**Saved entries**
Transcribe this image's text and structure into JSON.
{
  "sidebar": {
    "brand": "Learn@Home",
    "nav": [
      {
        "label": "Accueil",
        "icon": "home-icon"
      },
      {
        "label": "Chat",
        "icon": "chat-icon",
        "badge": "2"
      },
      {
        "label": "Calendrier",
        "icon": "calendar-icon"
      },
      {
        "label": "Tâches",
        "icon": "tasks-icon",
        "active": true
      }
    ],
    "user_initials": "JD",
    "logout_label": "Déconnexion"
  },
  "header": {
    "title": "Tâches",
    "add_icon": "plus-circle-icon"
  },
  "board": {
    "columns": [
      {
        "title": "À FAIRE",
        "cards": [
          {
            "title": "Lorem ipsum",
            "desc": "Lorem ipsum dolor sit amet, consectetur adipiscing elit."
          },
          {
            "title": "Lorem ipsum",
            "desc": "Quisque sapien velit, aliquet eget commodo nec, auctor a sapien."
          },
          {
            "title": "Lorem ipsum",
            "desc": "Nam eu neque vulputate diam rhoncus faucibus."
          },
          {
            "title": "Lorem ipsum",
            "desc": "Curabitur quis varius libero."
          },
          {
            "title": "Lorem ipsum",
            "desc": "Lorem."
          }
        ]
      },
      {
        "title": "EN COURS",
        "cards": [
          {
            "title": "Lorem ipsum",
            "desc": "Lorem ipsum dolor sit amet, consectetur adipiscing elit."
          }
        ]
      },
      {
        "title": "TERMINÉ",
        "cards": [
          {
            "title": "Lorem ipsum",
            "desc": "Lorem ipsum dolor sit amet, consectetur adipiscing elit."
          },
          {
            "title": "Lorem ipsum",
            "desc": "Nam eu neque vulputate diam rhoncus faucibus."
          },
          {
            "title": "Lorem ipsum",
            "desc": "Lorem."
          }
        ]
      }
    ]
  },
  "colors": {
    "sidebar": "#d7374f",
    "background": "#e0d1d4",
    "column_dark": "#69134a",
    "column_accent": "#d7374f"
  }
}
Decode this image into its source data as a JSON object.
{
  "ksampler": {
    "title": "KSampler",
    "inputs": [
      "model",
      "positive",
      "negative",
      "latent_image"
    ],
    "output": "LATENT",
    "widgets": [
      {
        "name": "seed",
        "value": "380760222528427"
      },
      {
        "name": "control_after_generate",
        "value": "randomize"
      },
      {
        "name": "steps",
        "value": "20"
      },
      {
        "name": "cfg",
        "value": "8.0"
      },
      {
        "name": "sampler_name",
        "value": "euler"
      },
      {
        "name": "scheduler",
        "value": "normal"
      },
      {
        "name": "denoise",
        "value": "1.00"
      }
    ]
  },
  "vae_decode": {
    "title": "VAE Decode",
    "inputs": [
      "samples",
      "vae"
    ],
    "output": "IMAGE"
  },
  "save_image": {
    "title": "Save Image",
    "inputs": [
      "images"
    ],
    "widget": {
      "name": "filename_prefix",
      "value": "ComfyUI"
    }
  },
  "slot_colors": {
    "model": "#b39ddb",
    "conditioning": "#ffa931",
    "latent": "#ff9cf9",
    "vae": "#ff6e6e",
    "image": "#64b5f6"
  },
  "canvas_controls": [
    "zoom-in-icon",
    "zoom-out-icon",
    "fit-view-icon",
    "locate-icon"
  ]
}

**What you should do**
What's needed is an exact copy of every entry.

**Solved exercise**
Transcribe this image's text and structure into JSON.
{
  "sidebar": {
    "brand": "Learn@Home",
    "nav": [
      {
        "label": "Accueil",
        "icon": "home-icon"
      },
      {
        "label": "Chat",
        "icon": "chat-icon",
        "badge": "2"
      },
      {
        "label": "Calendrier",
        "icon": "calendar-icon"
      },
      {
        "label": "Tâches",
        "icon": "tasks-icon",
        "active": true
      }
    ],
    "user_initials": "JD",
    "logout_label": "Déconnexion"
  },
  "header": {
    "title": "Tâches",
    "add_icon": "plus-circle-icon"
  },
  "board": {
    "columns": [
      {
        "title": "À FAIRE",
        "cards": [
          {
            "title": "Lorem ipsum",
            "desc": "Lorem ipsum dolor sit amet, consectetur adipiscing elit."
          },
          {
            "title": "Lorem ipsum",
            "desc": "Quisque sapien velit, aliquet eget commodo nec, auctor a sapien."
          },
          {
            "title": "Lorem ipsum",
            "desc": "Nam eu neque vulputate diam rhoncus faucibus."
          },
          {
            "title": "Lorem ipsum",
            "desc": "Curabitur quis varius libero."
          },
          {
            "title": "Lorem ipsum",
            "desc": "Lorem."
          }
        ]
      },
      {
        "title": "EN COURS",
        "cards": [
          {
            "title": "Lorem ipsum",
            "desc": "Lorem ipsum dolor sit amet, consectetur adipiscing elit."
          }
        ]
      },
      {
        "title": "TERMINÉ",
        "cards": [
          {
            "title": "Lorem ipsum",
            "desc": "Lorem ipsum dolor sit amet, consectetur adipiscing elit."
          },
          {
            "title": "Lorem ipsum",
            "desc": "Nam eu neque vulputate diam rhoncus faucibus."
          },
          {
            "title": "Lorem ipsum",
            "desc": "Lorem."
          }
        ]
      }
    ]
  },
  "colors": {
    "sidebar": "#d7374f",
    "background": "#e0d1d4",
    "column_dark": "#69134a",
    "column_accent": "#d7374f"
  }
}
Decode this image into its source data as a JSON object.
{
  "ksampler": {
    "title": "KSampler",
    "inputs": [
      "model",
      "positive",
      "negative",
      "latent_image"
    ],
    "output": "LATENT",
    "widgets": [
      {
        "name": "seed",
        "value": "380760222528427"
      },
      {
        "name": "control_after_generate",
        "value": "randomize"
      },
      {
        "name": "steps",
        "value": "20"
      },
      {
        "name": "cfg",
        "value": "8.0"
      },
      {
        "name": "sampler_name",
        "value": "euler"
      },
      {
        "name": "scheduler",
        "value": "normal"
      },
      {
        "name": "denoise",
        "value": "1.00"
      }
    ]
  },
  "vae_decode": {
    "title": "VAE Decode",
    "inputs": [
      "samples",
      "vae"
    ],
    "output": "IMAGE"
  },
  "save_image": {
    "title": "Save Image",
    "inputs": [
      "images"
    ],
    "widget": {
      "name": "filename_prefix",
      "value": "ComfyUI"
    }
  },
  "slot_colors": {
    "model": "#b39ddb",
    "conditioning": "#ffa931",
    "latent": "#ff9cf9",
    "vae": "#ff6e6e",
    "image": "#64b5f6"
  },
  "canvas_controls": [
    "zoom-in-icon",
    "zoom-out-icon",
    "fit-view-icon",
    "locate-icon"
  ]
}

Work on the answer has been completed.